Monday, February 27, 2012

Need To Set a Higher Bar

I met with an assistant principal this morning for my mid-year review. (We're observed and evaluated every three years and this is my year.) Our Performance Assessment is broken into five categories: Planning & Assessment, Instructions, Learning Environment, Human Relations & Communication Skills, and Professionalism.We can be ranked as Does Not Meet, Meets, or Exceeds.

At this point in the year I have been marked Exceeds in two of the five categories, Human Relations & Communication Skills and in Professionalism. In thinking about this I'm not at all upset about not having Exceeds elsewhere. Instead, I'm actually concerned that we've set the bar in these two areas too low. It is too easy to Meet or Exceed in these areas.

Working with pre-service teachers for the last decade I have found that they almost always score higher on the professionalism and the communication categories than anywhere else. Is it really that the other parts of our job are really that difficult?

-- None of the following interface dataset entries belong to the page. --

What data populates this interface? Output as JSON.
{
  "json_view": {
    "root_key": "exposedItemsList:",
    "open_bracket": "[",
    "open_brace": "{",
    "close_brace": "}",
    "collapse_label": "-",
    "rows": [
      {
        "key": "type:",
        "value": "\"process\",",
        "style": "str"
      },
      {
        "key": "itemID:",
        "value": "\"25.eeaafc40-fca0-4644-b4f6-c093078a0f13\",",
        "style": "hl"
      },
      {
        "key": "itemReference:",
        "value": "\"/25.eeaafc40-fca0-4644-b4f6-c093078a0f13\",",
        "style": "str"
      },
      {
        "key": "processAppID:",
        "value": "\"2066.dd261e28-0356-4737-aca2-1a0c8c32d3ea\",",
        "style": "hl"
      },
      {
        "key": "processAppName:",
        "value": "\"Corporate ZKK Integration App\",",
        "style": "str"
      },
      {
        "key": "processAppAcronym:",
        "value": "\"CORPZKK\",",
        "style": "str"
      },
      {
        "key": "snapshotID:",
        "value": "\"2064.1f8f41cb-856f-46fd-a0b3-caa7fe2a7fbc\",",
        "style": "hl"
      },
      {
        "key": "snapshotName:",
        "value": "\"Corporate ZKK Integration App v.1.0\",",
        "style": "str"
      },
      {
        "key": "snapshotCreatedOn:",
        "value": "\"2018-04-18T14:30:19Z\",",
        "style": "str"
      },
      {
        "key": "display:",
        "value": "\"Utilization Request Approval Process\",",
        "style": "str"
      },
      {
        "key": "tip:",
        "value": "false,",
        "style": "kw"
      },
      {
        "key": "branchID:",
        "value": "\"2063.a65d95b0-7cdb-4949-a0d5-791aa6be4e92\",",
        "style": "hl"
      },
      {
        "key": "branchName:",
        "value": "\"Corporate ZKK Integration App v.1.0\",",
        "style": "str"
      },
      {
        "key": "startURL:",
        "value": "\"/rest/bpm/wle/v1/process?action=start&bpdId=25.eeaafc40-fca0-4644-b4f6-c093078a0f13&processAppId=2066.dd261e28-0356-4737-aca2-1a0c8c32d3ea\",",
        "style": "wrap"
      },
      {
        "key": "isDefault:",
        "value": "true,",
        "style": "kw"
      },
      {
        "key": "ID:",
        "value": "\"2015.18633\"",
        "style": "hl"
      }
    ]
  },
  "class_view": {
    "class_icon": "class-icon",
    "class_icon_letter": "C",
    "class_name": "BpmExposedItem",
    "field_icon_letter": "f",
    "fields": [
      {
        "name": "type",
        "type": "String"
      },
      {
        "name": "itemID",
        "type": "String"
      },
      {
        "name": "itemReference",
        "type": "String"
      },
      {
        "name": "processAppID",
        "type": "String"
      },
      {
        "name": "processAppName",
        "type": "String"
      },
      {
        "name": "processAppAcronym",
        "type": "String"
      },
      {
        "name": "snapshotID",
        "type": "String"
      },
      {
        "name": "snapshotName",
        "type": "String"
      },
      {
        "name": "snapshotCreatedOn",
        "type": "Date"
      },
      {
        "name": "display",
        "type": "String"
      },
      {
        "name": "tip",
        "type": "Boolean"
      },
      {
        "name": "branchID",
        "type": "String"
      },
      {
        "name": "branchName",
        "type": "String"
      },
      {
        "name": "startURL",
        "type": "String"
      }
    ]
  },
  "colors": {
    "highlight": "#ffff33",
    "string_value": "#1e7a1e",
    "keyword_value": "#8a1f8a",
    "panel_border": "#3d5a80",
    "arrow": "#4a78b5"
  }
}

Or do we not expect enough of teachers when it comes to professionalism?

1 comment:

Alex Valencic said...

I would be interested in seeing a wide cross-section of teacher evaluations before making a definitive statement, but my gut instinct is that the former supposition is more likely the accurate one.

Professionalism and human relations are something that we learn at an early age and then continue to develop. Even a pre-service teacher has likely had years of training in professionalism, if in nothing other than observing other adults.

The other areas take a lot more time to master, and I don't feel like pre-service training really gives that time. At least for me, my pre-service education was heavy on pedagogy, heavy on the theory of planning, instructing, and assessing, but, compared to the rest of my college career, I only had one semester that really focused on applying these (my student teaching). Three months of application compared to years. No wonder it is easy to score high on professionalism!

The solution, to me, is to extend field experiences considerably and also provide a year-long apprenticeship/internship before a candidate is eligible for a teaching certificate. I know some programs do this, but not enough.